Lena: In order to move on psychologically, I needed to merge my two identities instead of compartmentalizing my trauma (and therefore, my life). I never set out with the intention to become a full-time model. In addition to using it therapeutically, I also saw it as a challenge (could I do this and be good at it?). But after five years, I was honestly bored of modeling and felt like I was not getting much out of it artistically anymore, though still I remain interested in collaborating with visual artists. I became interested in pursuing other forms of art, particularly performance/live art and film.
Elías, is there anything else you’d like to tell me as “yourself”?

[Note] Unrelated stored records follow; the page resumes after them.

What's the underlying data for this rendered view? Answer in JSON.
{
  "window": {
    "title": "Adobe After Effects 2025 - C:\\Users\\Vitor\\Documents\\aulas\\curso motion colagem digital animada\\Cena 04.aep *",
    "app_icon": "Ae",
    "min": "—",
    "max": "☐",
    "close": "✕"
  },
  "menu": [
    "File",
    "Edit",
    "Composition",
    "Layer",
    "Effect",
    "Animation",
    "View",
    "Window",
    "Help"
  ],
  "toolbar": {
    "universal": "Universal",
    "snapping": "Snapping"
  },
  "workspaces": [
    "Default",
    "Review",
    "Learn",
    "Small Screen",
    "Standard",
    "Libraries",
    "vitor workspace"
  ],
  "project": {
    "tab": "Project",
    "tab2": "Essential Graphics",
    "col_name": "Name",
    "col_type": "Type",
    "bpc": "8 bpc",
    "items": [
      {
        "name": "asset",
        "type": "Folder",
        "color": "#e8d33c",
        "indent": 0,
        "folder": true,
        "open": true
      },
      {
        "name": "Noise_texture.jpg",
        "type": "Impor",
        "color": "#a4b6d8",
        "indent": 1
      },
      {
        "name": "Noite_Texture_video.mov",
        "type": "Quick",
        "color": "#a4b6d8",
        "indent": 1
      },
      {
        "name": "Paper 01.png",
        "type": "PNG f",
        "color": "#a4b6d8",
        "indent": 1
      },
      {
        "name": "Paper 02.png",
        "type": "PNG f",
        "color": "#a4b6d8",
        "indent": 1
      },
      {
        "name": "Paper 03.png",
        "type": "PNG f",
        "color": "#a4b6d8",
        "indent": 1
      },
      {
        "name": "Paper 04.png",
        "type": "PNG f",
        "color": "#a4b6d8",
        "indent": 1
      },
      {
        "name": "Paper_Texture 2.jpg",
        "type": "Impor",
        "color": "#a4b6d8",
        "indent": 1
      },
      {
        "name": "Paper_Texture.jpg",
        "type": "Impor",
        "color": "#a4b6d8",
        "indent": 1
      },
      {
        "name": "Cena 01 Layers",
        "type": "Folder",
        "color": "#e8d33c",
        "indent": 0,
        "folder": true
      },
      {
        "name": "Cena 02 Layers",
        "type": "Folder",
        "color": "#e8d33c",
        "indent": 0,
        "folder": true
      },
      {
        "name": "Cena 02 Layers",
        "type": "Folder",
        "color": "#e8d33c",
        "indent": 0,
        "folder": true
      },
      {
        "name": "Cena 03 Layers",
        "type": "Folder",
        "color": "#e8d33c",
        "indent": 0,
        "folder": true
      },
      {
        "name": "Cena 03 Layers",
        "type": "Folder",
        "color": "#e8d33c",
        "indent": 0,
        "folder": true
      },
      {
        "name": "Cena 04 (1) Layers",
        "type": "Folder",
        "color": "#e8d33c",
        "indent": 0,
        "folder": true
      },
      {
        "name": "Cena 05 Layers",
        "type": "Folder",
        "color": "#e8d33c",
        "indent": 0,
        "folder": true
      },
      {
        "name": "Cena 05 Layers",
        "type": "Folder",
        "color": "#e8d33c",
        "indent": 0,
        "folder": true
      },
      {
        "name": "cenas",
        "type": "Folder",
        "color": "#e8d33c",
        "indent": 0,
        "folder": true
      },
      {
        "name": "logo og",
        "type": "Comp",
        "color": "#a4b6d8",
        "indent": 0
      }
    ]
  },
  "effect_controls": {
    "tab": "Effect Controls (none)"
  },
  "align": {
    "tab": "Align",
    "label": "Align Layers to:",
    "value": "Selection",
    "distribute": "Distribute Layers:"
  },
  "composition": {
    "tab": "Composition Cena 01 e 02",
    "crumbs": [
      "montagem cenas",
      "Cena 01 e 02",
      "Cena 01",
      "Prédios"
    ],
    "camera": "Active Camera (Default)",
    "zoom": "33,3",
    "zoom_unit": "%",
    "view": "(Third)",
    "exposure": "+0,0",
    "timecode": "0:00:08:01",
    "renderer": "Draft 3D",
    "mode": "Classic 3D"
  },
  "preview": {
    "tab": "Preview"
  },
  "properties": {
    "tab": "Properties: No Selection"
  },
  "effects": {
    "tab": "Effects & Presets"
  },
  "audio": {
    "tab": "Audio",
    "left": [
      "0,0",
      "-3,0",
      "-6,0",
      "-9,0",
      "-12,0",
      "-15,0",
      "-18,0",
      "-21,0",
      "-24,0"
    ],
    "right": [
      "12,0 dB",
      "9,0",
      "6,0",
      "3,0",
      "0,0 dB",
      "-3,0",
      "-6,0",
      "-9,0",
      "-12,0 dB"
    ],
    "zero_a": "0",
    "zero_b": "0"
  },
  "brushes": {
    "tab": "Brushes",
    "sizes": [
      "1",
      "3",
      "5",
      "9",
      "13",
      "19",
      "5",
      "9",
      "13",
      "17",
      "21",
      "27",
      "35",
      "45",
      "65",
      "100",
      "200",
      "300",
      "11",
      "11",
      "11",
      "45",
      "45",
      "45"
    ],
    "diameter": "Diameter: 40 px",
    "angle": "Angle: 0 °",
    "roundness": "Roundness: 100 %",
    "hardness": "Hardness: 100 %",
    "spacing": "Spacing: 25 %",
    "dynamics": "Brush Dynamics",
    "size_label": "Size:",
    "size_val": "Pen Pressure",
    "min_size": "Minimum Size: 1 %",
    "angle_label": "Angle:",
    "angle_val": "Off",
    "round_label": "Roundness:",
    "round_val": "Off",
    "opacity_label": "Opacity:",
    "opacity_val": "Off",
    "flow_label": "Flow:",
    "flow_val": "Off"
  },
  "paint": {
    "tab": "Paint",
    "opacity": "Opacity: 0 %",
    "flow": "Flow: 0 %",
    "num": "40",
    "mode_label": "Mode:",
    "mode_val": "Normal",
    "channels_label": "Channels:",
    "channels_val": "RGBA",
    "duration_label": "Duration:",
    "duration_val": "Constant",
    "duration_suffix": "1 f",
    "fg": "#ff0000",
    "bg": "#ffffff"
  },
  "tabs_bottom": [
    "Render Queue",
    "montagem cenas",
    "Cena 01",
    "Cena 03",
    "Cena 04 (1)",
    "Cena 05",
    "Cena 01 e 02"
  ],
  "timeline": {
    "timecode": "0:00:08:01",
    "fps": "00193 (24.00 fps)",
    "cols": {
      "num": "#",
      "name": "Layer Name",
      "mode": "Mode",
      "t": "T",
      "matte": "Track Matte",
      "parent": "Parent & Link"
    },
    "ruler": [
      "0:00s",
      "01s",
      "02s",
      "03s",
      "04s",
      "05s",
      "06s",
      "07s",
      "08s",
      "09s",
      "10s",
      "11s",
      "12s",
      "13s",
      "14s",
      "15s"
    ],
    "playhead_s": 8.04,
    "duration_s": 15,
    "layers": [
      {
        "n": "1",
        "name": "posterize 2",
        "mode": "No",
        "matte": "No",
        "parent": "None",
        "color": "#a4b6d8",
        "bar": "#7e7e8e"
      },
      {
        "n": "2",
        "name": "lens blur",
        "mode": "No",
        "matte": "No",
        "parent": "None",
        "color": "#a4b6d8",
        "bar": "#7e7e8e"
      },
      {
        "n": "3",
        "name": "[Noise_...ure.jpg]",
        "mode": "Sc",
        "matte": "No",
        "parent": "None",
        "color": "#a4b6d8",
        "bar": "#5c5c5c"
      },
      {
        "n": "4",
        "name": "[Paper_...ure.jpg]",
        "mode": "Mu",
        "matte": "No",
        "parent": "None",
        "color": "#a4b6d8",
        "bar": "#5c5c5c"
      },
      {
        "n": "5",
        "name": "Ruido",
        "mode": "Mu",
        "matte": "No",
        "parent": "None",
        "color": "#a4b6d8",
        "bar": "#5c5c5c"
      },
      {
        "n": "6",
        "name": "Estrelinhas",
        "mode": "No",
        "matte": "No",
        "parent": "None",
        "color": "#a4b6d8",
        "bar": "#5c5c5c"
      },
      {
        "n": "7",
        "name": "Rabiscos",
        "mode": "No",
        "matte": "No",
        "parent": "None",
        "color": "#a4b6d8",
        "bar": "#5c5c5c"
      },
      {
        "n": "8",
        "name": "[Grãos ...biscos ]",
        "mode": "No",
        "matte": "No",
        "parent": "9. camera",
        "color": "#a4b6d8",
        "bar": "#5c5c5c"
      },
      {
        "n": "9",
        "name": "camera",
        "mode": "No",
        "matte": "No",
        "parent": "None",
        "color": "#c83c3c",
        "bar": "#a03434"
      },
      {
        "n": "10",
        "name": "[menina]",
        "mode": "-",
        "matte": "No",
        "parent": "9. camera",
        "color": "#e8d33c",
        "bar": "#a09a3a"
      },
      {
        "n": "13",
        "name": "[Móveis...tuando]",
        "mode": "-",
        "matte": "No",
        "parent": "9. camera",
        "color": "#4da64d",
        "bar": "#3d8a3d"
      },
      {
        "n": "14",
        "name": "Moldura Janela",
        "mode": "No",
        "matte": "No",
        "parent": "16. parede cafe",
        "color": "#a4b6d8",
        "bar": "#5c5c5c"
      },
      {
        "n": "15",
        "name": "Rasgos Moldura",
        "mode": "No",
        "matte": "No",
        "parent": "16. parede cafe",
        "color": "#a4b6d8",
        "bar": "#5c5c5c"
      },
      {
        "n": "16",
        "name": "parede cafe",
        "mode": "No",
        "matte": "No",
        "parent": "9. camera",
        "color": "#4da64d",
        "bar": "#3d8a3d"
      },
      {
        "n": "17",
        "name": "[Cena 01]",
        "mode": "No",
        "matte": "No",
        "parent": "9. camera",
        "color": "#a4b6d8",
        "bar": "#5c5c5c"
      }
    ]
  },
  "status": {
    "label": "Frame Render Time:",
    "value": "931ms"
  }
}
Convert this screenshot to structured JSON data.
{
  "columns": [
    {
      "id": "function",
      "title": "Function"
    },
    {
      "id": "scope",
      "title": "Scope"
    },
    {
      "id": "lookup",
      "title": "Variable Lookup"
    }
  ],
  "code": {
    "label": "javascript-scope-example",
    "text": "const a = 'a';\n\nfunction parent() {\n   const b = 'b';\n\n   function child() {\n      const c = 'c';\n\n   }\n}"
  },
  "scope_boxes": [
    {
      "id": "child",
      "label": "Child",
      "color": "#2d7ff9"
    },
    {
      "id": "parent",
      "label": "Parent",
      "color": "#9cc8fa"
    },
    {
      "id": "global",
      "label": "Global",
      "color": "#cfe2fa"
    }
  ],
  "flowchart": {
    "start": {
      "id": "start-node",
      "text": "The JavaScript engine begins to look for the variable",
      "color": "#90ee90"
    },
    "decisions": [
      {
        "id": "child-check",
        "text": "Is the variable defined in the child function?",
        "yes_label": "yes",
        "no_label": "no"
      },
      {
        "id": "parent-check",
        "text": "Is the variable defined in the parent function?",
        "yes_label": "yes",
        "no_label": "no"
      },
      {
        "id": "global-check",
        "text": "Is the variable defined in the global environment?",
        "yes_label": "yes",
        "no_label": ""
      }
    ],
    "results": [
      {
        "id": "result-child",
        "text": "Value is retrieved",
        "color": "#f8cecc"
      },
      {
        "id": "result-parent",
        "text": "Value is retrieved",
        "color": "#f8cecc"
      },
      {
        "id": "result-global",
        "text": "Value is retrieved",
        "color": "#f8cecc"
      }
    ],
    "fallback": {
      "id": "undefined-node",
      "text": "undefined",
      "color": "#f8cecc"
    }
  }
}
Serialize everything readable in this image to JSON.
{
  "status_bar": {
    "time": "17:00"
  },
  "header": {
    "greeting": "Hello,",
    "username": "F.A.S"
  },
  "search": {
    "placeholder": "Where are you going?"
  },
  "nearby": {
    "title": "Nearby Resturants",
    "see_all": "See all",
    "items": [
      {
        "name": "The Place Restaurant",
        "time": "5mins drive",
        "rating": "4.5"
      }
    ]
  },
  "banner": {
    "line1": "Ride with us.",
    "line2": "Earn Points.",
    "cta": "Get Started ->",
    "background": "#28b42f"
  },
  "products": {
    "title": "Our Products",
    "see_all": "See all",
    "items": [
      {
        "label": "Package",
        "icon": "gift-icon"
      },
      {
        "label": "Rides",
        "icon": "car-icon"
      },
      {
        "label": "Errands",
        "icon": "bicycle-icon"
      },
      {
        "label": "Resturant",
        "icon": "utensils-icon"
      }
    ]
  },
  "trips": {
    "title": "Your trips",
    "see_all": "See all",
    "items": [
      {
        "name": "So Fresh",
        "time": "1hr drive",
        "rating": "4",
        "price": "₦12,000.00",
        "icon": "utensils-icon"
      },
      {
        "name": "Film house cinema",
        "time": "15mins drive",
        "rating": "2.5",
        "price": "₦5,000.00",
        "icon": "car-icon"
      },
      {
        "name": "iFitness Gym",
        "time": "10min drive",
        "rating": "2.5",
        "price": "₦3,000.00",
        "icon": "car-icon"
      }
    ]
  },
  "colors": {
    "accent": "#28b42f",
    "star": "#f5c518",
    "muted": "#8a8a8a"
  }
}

Elías: Well, I’m Elías Knörr, an Icelandic writer but born in Galicia. I’m mainly a poet and translator but I also write so-called “weird fiction” and I do some performing and music. I’m living right now in Berlin on a writer’s fellowship from the Republic of Iceland, but I’ve already been to Germany six or eight times for festivals organised by Lettrétage and several universities. I write in both Icelandic and Galician, though I use more languages when I perform. The UK Poetry Review once considered me one of the three most representative poets of the post-crisis period in Iceland, and once I also won the biggest poetry prize in the Galician language. My texts always have avant-gardish tastes. I like to work on “the possibilities of words” and search for external, not personal inspiration. I love queer issues in the broadest sense you can imagine. I’m a regular collaborator with the UNESCO City of Literature in Reykjavík and I sell dreams at Rauða Skáldahúsið, the Poetry Brothel of Reykjavík. I’m a very boring person in real life but I haven’t felt bored since I was a teenager. I find literature to be one of the most hygienic tools we have for our souls and for society. Some people read my poems and then ask my publishers whether there’s a woman hiding under my boy’s name. English translations of two books of mine are coming out soon, and now and then I read individual translations of my poems in German. I’m actually learning German... but my accent sounds more like Zara Leander’s than like standard Hochdeutsch.